What the exercise asks: Look through the data below, tally the lines where "Colmar" occurs, and write the total alone.

Supplied data:
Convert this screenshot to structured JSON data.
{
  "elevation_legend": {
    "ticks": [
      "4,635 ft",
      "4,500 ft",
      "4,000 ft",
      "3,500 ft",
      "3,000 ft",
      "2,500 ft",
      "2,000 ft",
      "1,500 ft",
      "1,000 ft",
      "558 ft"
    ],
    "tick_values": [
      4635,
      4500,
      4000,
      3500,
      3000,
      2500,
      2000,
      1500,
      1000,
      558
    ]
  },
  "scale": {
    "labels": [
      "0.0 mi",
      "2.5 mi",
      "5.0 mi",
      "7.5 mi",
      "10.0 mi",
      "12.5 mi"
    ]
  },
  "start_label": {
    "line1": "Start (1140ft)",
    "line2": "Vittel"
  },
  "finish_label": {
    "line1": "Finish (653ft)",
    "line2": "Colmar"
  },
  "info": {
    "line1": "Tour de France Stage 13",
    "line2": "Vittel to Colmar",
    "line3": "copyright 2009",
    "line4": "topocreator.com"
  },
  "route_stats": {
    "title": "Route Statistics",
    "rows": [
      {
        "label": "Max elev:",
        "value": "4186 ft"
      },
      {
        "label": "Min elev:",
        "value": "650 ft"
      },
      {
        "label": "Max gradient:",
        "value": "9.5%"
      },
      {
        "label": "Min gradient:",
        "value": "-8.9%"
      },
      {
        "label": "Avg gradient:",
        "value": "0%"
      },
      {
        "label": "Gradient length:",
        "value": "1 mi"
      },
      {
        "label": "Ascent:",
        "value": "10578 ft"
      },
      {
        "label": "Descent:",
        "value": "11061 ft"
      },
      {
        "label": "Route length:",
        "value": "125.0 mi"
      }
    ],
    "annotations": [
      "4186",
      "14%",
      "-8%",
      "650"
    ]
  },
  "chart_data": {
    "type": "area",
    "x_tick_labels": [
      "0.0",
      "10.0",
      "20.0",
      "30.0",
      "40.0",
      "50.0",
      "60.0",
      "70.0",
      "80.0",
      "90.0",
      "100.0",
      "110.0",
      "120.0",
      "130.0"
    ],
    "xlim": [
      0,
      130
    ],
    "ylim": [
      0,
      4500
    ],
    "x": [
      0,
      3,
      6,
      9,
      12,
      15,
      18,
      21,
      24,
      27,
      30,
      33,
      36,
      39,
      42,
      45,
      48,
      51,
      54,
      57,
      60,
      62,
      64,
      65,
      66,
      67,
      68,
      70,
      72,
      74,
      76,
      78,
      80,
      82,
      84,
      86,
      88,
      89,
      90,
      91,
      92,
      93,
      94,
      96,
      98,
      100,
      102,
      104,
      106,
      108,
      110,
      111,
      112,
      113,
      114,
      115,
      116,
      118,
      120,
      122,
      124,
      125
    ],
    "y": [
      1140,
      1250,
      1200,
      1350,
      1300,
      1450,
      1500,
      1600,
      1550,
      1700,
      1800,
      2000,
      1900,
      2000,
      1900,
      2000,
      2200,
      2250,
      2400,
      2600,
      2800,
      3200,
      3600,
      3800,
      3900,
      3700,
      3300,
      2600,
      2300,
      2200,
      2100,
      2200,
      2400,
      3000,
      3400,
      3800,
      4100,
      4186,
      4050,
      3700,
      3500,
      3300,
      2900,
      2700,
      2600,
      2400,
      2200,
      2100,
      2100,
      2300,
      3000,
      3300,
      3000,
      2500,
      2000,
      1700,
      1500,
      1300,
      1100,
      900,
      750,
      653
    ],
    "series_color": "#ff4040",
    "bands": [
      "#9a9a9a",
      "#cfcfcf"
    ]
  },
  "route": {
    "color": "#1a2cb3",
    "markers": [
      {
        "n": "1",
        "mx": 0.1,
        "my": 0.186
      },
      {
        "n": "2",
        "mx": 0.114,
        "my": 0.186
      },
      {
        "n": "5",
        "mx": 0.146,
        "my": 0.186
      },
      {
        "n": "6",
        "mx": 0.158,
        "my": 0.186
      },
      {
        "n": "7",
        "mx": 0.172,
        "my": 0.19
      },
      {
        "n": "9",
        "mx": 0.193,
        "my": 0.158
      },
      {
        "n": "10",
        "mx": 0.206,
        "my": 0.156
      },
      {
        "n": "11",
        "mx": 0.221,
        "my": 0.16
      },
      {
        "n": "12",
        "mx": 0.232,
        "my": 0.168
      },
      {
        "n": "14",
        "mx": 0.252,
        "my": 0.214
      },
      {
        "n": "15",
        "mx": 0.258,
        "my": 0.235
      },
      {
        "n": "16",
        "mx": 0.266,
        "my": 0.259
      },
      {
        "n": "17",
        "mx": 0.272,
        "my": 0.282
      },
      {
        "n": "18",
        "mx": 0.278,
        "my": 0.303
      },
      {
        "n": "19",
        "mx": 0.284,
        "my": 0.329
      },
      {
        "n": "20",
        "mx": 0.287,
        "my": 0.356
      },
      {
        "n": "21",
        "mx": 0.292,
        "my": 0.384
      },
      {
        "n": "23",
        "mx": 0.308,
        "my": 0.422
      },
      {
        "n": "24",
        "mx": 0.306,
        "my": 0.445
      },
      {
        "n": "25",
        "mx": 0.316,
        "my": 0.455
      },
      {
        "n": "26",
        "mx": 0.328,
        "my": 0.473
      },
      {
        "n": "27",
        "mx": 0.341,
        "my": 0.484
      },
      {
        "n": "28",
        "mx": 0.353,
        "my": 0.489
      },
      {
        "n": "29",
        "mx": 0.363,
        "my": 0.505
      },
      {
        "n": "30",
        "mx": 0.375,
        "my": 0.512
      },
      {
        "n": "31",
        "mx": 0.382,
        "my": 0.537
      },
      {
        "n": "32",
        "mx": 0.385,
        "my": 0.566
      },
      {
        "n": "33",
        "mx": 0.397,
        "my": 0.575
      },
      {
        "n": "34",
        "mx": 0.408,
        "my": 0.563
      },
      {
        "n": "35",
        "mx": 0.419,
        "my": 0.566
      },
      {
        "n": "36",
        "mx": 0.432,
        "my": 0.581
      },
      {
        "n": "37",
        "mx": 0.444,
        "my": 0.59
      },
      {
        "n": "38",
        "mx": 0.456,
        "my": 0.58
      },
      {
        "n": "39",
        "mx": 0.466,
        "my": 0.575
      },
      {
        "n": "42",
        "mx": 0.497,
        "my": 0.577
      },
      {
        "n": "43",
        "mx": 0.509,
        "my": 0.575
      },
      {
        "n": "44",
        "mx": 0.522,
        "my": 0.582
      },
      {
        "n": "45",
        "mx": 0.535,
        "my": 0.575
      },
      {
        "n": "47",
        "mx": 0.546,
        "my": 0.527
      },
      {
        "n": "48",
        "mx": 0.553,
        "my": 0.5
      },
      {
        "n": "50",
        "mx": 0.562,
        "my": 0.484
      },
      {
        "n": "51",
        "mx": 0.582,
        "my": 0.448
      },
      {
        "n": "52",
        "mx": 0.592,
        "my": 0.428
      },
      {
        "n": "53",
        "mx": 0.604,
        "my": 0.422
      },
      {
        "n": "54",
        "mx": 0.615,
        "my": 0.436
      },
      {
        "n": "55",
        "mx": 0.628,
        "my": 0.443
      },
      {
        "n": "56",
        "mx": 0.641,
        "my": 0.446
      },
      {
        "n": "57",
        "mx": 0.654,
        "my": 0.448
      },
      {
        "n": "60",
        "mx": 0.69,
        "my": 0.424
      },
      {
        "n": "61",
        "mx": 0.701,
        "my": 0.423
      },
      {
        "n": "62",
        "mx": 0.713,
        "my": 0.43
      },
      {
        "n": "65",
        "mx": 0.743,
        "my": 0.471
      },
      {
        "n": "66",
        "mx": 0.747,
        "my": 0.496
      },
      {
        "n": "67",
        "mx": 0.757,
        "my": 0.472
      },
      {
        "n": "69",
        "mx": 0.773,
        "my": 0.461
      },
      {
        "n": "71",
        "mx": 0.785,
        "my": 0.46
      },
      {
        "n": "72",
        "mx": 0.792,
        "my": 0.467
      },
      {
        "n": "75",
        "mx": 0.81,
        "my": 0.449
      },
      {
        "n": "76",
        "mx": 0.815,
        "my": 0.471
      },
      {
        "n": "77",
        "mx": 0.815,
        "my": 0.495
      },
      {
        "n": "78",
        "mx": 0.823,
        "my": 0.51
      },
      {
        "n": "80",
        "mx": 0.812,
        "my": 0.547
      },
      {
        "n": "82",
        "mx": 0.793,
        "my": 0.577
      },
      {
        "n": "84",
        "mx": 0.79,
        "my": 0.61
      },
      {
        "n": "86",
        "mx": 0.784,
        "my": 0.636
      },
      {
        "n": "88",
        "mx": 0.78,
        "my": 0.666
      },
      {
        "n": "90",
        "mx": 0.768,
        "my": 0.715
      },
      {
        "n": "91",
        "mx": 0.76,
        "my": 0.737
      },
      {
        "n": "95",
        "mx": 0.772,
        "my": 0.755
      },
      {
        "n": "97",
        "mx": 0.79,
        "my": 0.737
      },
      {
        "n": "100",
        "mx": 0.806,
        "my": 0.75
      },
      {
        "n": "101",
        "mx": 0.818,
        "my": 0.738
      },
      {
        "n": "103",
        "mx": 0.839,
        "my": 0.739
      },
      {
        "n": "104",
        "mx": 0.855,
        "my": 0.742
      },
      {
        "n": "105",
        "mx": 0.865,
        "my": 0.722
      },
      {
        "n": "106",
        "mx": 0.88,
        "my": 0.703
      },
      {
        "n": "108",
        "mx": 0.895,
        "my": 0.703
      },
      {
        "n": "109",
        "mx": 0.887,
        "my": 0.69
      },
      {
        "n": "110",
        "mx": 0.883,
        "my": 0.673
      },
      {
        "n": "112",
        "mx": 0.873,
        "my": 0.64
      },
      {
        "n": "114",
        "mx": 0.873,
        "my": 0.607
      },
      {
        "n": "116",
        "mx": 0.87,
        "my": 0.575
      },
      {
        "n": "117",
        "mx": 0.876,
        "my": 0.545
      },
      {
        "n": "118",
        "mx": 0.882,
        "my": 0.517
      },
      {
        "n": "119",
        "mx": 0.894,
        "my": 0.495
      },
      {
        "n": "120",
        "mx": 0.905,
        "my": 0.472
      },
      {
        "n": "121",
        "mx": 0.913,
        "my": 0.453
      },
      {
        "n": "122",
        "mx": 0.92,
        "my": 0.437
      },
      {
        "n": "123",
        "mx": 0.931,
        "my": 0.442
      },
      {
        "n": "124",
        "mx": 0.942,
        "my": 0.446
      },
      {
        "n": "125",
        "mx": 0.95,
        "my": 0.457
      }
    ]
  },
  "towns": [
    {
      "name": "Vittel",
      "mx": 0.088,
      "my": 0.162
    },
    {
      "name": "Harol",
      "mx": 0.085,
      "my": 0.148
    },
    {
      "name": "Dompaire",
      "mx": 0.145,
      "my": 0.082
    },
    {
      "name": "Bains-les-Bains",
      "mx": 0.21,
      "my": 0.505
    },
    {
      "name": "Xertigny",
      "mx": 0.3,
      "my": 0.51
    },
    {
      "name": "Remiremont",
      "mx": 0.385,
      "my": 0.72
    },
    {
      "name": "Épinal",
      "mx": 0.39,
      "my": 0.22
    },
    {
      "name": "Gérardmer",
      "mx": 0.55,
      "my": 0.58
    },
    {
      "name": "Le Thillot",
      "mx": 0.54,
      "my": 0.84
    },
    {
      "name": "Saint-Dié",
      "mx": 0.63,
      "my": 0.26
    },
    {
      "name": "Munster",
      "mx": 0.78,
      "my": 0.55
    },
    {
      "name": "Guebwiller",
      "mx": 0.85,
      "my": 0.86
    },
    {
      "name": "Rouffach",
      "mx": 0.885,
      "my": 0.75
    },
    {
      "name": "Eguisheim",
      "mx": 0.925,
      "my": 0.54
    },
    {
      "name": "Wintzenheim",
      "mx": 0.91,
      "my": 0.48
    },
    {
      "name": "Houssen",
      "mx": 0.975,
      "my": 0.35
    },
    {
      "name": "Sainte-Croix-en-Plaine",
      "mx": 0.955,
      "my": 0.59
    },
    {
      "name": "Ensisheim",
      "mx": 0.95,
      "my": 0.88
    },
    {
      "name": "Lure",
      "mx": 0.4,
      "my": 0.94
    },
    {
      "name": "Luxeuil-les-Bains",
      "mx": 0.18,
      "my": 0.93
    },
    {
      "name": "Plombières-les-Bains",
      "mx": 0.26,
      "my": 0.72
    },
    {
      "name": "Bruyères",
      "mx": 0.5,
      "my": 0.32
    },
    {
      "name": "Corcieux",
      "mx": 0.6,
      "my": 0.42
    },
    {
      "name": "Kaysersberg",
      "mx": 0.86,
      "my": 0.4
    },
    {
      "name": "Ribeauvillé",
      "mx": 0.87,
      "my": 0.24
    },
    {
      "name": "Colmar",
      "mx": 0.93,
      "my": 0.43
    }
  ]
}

Expected answer: 3